_TO DO:_
Copy out each line containing "texture" from the entries below.

[AVAILABLE RECORDS Boundary: Start]

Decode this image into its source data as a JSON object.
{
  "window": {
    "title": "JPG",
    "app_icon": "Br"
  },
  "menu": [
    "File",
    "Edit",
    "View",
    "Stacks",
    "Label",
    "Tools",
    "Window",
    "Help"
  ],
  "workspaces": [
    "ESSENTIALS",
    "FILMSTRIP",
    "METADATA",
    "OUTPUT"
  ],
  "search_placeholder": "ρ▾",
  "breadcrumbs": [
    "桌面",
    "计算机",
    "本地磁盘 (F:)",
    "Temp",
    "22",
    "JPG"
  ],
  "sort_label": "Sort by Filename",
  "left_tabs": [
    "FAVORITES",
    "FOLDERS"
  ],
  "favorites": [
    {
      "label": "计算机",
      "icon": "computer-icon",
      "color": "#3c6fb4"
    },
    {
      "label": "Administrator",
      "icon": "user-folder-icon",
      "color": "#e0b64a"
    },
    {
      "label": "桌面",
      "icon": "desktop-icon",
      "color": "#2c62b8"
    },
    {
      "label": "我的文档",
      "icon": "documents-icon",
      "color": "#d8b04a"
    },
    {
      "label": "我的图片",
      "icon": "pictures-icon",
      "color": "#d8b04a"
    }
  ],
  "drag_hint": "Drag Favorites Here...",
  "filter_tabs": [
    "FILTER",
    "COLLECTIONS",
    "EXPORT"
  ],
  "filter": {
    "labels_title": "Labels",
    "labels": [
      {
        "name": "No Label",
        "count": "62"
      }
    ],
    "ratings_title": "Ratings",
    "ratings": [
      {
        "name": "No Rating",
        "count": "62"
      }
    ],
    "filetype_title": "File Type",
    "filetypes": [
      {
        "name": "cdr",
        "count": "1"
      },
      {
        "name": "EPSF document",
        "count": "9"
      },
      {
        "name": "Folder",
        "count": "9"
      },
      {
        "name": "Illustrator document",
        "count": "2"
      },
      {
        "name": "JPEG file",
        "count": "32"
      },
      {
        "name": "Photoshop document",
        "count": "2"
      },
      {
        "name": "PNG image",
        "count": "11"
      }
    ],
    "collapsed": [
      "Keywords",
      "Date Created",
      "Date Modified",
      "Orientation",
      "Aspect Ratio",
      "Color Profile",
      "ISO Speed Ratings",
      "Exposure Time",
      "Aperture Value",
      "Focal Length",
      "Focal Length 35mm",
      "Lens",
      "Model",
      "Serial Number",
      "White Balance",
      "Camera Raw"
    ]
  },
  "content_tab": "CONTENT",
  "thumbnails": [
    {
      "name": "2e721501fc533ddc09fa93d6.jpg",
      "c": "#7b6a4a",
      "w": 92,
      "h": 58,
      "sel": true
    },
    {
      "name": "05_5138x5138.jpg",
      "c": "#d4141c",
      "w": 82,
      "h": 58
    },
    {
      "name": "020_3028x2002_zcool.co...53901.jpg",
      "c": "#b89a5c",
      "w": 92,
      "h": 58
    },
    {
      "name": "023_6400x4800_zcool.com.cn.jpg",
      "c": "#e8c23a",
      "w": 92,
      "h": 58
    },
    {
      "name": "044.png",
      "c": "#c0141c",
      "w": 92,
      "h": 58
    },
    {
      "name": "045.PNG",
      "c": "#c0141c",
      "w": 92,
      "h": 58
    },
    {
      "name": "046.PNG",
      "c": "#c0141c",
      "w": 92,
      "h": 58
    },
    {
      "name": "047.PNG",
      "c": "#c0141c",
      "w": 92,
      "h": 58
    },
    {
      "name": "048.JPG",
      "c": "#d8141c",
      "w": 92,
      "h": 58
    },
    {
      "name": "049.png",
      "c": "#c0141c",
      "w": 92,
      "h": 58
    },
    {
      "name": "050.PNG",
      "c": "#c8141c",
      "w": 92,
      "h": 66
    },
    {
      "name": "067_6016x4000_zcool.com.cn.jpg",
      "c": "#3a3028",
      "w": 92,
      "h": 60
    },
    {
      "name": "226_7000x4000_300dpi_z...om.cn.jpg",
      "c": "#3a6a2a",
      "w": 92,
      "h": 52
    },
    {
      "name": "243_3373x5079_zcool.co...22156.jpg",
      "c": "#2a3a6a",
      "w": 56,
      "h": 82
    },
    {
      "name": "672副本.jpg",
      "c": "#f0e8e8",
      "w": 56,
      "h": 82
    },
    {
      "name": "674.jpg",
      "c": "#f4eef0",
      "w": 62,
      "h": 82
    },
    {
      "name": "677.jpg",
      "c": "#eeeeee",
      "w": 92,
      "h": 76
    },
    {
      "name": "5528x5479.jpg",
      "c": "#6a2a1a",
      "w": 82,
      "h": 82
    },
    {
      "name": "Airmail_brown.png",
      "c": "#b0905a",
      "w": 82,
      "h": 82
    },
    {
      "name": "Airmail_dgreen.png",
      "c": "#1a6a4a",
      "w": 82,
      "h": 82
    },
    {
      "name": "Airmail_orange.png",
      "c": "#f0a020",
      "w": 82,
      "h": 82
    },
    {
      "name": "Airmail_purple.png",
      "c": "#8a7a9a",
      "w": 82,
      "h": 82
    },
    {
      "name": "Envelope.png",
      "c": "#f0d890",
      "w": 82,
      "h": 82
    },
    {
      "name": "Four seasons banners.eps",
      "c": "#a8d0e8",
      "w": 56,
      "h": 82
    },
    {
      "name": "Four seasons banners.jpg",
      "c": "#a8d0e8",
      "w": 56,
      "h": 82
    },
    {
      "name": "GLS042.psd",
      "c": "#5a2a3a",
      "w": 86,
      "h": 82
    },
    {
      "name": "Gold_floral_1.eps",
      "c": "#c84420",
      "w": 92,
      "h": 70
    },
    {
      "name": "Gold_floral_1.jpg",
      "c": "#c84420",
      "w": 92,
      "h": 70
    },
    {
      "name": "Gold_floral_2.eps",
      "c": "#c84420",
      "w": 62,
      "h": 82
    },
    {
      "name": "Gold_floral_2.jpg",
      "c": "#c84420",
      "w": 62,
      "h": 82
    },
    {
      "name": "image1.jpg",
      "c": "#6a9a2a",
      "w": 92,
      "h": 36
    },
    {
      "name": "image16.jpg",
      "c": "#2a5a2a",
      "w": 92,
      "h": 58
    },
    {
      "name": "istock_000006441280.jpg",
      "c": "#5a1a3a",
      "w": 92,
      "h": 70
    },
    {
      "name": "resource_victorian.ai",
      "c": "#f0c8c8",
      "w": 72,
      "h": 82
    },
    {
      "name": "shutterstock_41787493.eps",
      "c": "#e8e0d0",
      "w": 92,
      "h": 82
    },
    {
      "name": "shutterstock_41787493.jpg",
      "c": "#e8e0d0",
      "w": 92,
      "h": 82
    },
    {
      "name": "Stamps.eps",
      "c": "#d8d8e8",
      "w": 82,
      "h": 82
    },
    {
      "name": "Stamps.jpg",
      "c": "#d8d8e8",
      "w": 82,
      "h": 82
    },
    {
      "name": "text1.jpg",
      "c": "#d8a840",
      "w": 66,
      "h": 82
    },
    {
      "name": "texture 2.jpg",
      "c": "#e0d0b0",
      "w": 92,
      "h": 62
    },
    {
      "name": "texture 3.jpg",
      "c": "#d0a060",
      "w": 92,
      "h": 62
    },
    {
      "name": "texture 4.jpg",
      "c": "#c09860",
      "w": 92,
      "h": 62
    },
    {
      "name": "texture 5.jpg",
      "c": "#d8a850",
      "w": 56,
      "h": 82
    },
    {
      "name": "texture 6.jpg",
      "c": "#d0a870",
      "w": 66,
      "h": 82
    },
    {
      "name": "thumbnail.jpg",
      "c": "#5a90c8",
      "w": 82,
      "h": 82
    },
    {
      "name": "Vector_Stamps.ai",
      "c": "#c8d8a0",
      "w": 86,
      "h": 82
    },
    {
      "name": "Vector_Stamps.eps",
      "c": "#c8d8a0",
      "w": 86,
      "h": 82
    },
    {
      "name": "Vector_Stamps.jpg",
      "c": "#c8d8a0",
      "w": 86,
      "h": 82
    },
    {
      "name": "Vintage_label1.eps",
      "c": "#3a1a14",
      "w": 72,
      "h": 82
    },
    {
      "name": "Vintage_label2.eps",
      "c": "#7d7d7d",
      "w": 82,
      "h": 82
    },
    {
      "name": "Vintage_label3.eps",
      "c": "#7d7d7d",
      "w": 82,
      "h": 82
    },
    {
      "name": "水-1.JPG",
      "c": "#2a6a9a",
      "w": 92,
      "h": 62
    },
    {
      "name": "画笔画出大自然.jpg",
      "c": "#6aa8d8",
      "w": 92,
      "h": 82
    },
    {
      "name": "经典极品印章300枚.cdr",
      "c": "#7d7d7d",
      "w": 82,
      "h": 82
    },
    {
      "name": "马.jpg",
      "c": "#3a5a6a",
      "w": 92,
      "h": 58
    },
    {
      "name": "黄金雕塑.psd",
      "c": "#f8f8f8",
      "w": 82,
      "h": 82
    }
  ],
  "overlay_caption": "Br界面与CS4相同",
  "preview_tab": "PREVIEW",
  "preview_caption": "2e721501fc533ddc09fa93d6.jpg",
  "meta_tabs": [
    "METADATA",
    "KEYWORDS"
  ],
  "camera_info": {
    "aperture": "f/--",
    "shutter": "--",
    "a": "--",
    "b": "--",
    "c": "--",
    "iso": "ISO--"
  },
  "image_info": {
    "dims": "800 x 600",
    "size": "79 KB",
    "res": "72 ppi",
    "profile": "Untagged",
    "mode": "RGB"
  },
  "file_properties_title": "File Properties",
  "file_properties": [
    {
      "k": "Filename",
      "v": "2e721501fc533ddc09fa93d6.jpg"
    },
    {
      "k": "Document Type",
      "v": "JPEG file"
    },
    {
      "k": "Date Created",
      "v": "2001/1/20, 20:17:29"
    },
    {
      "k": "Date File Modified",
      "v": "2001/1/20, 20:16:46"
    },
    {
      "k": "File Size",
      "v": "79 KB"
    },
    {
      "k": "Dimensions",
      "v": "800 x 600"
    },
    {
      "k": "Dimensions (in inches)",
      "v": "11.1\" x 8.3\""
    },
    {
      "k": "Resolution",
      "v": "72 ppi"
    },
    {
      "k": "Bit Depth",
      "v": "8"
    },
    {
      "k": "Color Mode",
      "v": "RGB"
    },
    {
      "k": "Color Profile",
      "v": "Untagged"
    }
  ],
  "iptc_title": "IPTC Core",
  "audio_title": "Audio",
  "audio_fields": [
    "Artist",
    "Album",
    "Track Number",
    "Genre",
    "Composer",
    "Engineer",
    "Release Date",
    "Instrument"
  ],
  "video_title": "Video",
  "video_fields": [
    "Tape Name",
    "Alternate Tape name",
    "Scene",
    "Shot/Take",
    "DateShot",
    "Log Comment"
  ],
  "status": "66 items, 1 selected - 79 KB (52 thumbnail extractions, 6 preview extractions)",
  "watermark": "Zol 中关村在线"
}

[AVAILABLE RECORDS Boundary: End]

_REPLY:_
      "name": "texture 2.jpg",
      "name": "texture 3.jpg",
      "name": "texture 4.jpg",
      "name": "texture 5.jpg",
      "name": "texture 6.jpg",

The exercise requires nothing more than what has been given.